- [The problem]: Reprint every entry, character for character.

---------- Data supplied

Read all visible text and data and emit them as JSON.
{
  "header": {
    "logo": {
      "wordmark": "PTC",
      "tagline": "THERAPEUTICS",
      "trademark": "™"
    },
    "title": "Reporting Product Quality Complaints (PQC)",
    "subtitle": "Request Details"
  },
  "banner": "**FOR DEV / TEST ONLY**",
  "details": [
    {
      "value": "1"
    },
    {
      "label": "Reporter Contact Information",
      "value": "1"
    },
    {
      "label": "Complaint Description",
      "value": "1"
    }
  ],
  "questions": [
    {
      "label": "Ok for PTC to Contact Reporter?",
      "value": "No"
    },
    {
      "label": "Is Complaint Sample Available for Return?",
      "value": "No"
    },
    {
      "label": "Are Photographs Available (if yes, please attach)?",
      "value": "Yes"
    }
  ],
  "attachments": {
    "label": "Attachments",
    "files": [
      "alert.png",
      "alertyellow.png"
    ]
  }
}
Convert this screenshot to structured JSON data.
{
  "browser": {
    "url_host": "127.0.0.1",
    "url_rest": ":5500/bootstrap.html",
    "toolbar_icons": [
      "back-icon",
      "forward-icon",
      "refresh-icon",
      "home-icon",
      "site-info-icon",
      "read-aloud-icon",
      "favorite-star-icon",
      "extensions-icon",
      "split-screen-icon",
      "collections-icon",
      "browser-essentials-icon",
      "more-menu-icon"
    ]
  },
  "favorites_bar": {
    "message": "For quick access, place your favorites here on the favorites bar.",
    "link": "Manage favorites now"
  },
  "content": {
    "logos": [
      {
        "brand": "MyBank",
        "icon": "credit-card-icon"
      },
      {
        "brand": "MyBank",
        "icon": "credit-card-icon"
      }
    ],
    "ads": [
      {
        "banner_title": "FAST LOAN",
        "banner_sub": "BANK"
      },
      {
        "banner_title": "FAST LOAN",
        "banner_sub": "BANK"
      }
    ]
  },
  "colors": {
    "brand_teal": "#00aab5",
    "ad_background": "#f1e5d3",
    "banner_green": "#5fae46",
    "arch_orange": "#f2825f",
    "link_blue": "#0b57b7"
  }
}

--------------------

- [Task solution]:
Read all visible text and data and emit them as JSON.
{
  "header": {
    "logo": {
      "wordmark": "PTC",
      "tagline": "THERAPEUTICS",
      "trademark": "™"
    },
    "title": "Reporting Product Quality Complaints (PQC)",
    "subtitle": "Request Details"
  },
  "banner": "**FOR DEV / TEST ONLY**",
  "details": [
    {
      "value": "1"
    },
    {
      "label": "Reporter Contact Information",
      "value": "1"
    },
    {
      "label": "Complaint Description",
      "value": "1"
    }
  ],
  "questions": [
    {
      "label": "Ok for PTC to Contact Reporter?",
      "value": "No"
    },
    {
      "label": "Is Complaint Sample Available for Return?",
      "value": "No"
    },
    {
      "label": "Are Photographs Available (if yes, please attach)?",
      "value": "Yes"
    }
  ],
  "attachments": {
    "label": "Attachments",
    "files": [
      "alert.png",
      "alertyellow.png"
    ]
  }
}
Convert this screenshot to structured JSON data.
{
  "browser": {
    "url_host": "127.0.0.1",
    "url_rest": ":5500/bootstrap.html",
    "toolbar_icons": [
      "back-icon",
      "forward-icon",
      "refresh-icon",
      "home-icon",
      "site-info-icon",
      "read-aloud-icon",
      "favorite-star-icon",
      "extensions-icon",
      "split-screen-icon",
      "collections-icon",
      "browser-essentials-icon",
      "more-menu-icon"
    ]
  },
  "favorites_bar": {
    "message": "For quick access, place your favorites here on the favorites bar.",
    "link": "Manage favorites now"
  },
  "content": {
    "logos": [
      {
        "brand": "MyBank",
        "icon": "credit-card-icon"
      },
      {
        "brand": "MyBank",
        "icon": "credit-card-icon"
      }
    ],
    "ads": [
      {
        "banner_title": "FAST LOAN",
        "banner_sub": "BANK"
      },
      {
        "banner_title": "FAST LOAN",
        "banner_sub": "BANK"
      }
    ]
  },
  "colors": {
    "brand_teal": "#00aab5",
    "ad_background": "#f1e5d3",
    "banner_green": "#5fae46",
    "arch_orange": "#f2825f",
    "link_blue": "#0b57b7"
  }
}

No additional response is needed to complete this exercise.